Indian authorities imposed a curfew and banned all gatherings after clashing with Christians angered by the attacks and a large crowd of protesting Hindu fundamentalists.
Hindu demonstrators were still able to destroy all they could find inside the Church of St-Sebastian in Permannur, including windows and furniture.
Christians demonstrated against the police, which intervened, arresting tens of people.
Yesterday morning groups from the Sangh Parivar, an umbrella organisation that includes Hindu paramilitary groups, attacked Catholic and Protestant churches as well as temples belonging to the Jehovah’s Witnesses and some Evangelical groups.
In various districts and locations attacks seem to have been planned.

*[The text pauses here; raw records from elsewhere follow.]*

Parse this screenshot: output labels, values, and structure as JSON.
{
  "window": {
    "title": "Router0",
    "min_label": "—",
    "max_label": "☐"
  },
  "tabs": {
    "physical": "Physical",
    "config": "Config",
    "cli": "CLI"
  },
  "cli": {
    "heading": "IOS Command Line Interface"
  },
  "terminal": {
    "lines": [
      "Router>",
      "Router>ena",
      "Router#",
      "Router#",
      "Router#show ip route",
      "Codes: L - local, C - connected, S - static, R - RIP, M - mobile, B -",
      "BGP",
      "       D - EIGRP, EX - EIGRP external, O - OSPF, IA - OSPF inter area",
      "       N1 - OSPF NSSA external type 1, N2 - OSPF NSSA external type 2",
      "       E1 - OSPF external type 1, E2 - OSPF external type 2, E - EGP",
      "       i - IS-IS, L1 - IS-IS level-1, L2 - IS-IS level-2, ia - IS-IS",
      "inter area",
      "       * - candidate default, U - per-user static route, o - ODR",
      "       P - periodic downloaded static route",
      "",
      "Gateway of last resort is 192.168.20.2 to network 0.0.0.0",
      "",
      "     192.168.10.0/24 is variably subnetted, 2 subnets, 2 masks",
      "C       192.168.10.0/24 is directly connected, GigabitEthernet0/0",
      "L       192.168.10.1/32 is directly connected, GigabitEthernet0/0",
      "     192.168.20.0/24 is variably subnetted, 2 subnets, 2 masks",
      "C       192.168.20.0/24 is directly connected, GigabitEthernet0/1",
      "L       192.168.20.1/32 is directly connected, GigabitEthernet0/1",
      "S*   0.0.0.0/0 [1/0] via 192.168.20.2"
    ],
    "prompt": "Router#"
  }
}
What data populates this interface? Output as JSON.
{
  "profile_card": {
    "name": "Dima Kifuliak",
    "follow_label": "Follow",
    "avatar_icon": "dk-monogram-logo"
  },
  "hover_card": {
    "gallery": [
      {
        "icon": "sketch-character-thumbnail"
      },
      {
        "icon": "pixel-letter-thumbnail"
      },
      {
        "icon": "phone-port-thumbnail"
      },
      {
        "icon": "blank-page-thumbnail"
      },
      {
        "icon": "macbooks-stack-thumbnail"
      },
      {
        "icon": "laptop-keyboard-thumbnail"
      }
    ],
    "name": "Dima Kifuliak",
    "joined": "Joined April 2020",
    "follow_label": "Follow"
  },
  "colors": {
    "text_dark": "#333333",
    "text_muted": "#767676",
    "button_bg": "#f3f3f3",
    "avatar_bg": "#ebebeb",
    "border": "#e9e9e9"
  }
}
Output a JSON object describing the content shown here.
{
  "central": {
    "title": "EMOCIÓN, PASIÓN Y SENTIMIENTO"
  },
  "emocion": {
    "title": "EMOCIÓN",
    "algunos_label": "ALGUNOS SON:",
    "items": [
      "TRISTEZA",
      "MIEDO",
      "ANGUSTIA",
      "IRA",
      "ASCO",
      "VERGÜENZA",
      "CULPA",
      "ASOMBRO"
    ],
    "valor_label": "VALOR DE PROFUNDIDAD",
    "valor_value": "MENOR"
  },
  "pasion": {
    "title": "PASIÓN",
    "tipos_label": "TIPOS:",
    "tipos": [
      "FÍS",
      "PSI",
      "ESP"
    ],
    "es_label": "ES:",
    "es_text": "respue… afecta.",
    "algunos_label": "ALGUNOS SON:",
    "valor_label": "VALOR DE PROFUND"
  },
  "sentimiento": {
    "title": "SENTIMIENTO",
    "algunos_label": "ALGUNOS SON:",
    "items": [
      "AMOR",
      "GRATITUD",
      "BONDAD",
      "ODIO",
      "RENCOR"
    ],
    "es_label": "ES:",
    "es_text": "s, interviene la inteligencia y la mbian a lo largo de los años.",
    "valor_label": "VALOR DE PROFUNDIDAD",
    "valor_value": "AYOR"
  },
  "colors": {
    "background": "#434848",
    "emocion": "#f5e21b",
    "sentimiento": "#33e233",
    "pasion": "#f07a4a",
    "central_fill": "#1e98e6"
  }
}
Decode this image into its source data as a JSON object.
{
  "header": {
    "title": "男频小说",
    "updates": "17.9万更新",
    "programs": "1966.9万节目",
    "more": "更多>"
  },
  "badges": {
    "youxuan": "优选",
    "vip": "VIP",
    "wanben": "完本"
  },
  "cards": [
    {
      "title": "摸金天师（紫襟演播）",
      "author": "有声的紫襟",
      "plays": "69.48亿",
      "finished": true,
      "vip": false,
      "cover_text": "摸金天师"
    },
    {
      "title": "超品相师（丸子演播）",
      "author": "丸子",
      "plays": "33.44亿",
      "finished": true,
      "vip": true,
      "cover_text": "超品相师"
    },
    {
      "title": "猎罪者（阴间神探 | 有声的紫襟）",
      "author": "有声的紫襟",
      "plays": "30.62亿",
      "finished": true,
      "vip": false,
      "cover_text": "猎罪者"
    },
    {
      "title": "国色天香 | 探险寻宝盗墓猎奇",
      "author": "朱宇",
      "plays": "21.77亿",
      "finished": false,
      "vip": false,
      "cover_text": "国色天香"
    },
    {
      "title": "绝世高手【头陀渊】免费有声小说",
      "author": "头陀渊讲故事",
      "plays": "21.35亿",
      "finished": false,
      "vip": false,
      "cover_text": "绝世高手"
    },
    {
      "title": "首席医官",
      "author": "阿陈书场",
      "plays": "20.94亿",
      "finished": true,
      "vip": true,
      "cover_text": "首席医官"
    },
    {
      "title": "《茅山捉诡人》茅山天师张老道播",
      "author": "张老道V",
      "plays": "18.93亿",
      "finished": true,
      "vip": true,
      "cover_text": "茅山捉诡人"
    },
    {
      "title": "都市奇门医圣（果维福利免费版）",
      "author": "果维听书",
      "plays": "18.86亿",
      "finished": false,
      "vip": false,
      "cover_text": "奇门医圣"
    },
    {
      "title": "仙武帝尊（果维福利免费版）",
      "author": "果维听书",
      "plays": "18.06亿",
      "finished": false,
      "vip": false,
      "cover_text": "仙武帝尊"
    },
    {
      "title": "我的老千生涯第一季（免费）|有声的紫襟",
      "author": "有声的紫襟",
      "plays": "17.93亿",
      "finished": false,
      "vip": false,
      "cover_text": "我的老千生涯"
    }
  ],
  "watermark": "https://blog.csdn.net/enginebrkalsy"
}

A group of youth from the Rashtriya Swayamsevak Sangh (RSS) went inside the chapel of Adoration Monastery in Milagres and destroyed all they could find.
The monastery is run by the Sisters of St-Clare (Poor Clares).
In a quick succession they desecrated the tabernacle and the Eucharist, the monstrance, a crucifix, the oil lamps, the vases on the altar and a few statues of saints.
Eye witnesses in the chapel said they were armed with big stones and heavy sticks. Some of the faithful tried to stop them but were beaten and are now in hospital.
Similar attacks took place in Belthangady, Kodaikal, Chikmangalore, Udupi, Koloor, Chickmangalore, Kundapur, Karkal, Koppa, Balehanoor and Moodbidri.
Mangalore Police Superintendent N Sateesh Kumar admitted the police had information that some pro-Hindu organisations were planning to attack Christian places of worship in the district. Never the less, he did nothing to prevent them.
“If the police knew about this in advance and still could not prevent the attacks, then we have no hope,” said Fr Henry Sequeira, chancellor of the diocese of Mangalore.
Yesterday frustration led many Christians to publicly express their mistrust in the police (see photo). Despite the curfew they gathered in places that were attacked and three stones at police who tried to break up their gatherings.
In Milagres hundreds of Christians got together to defend their churches. Some of the faithful, including a nun, who tried to get to the church for Sunday Evening Mass were beaten by police, which used tear gas to disperse the Christian crowd.
Police arrested five young members of the Hindu fundamentalist group Bajrang Dal, who were behind the attack against the Poor Clares.
Mahendra Kumar, one of the leaders of Hindu militant youth organisation, denied that his group attacked any Catholic church, saying that they only attacked prayer halls belonging to the New Life Evangelical sect. He added that more attacks were planned.
The new wave of violence began in Orissa where a radical Hindu leader was killed by Maoists rebels. However the Sangh Parivar blamed the Christian community for the death as part of its campaign to drive Christians out of India and stop what it calls forced conversions of Hindus to Christianity. Eventually violence spread from Orissa to other states like Madya Pradesh, Chhattisgarh and Karnataka.
The All India Christian Council, an umbrella organisation that represents all of India’s Christian organisations, issued an appeal in which it expressed its fear that there “may be many more [attacks] in other states, including the national capital New Delhi” as well as in “states ruled by Congress”.
For many observers all these attacks are politically significant. The opposition Bharatiya Janata Party (BJP) is backing the Sangh Parivar’s anti-Christian campaigns.